Task to complete: Report only the number of lines in the entries below that hold the word "Démarches".

Stored items from a collection
# # #

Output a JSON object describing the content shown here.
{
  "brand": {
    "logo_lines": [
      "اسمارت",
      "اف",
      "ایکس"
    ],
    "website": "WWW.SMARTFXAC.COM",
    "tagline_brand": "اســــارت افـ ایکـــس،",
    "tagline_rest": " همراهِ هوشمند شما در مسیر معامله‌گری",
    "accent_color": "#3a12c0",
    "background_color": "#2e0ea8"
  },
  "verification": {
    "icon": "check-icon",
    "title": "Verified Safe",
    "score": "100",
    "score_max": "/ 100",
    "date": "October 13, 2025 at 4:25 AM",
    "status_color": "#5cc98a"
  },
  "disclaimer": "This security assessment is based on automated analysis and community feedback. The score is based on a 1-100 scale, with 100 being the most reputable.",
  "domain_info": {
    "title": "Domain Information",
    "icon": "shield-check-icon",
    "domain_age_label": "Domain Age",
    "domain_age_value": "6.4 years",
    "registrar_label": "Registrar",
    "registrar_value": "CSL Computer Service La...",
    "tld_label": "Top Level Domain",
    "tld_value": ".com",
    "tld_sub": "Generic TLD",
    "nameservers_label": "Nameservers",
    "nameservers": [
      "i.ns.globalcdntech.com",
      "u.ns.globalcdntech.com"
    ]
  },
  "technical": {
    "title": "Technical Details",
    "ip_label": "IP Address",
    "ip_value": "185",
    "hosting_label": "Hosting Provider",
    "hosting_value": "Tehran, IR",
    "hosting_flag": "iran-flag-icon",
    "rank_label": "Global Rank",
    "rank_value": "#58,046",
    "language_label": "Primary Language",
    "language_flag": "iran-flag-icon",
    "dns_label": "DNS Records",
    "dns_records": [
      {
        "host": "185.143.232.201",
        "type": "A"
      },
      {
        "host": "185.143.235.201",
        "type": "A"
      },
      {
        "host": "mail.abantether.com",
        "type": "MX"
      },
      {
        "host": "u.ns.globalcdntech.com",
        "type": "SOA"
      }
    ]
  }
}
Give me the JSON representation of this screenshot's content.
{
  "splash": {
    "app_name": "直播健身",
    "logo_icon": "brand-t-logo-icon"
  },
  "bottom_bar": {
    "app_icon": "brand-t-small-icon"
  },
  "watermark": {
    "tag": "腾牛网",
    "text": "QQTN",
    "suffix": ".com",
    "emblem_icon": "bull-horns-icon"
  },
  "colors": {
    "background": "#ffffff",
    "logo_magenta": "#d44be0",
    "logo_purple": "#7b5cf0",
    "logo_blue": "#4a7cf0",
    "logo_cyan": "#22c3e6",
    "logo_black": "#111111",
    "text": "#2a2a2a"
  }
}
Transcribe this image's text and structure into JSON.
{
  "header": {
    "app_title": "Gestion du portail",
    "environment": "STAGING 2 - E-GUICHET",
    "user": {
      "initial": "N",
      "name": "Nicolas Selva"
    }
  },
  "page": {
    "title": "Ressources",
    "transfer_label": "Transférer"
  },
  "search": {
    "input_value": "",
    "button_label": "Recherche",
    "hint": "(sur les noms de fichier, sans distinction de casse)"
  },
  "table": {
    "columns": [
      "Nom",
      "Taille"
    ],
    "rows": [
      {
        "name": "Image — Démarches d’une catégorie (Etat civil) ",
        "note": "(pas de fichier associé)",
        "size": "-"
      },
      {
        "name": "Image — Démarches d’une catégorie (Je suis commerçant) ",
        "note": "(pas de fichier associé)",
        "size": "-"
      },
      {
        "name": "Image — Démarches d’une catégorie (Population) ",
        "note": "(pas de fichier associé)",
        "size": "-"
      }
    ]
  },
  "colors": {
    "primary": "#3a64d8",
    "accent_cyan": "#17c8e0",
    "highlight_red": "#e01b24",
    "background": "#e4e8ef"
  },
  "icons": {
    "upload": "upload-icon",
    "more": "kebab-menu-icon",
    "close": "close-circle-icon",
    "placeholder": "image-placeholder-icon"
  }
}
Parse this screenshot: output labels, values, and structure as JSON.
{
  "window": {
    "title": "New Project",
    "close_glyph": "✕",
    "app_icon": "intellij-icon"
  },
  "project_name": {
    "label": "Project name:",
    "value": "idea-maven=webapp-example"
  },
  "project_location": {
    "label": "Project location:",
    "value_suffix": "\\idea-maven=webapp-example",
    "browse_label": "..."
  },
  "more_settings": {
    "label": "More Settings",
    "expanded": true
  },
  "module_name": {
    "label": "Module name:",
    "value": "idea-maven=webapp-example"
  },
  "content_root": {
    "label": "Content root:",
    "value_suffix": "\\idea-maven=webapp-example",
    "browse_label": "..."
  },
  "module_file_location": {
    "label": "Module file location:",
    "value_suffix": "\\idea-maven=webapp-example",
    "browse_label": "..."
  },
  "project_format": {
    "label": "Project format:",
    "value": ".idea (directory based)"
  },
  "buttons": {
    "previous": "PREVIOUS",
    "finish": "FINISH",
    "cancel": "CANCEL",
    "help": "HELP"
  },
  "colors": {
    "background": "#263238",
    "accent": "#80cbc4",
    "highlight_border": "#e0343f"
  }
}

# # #

The answer: 3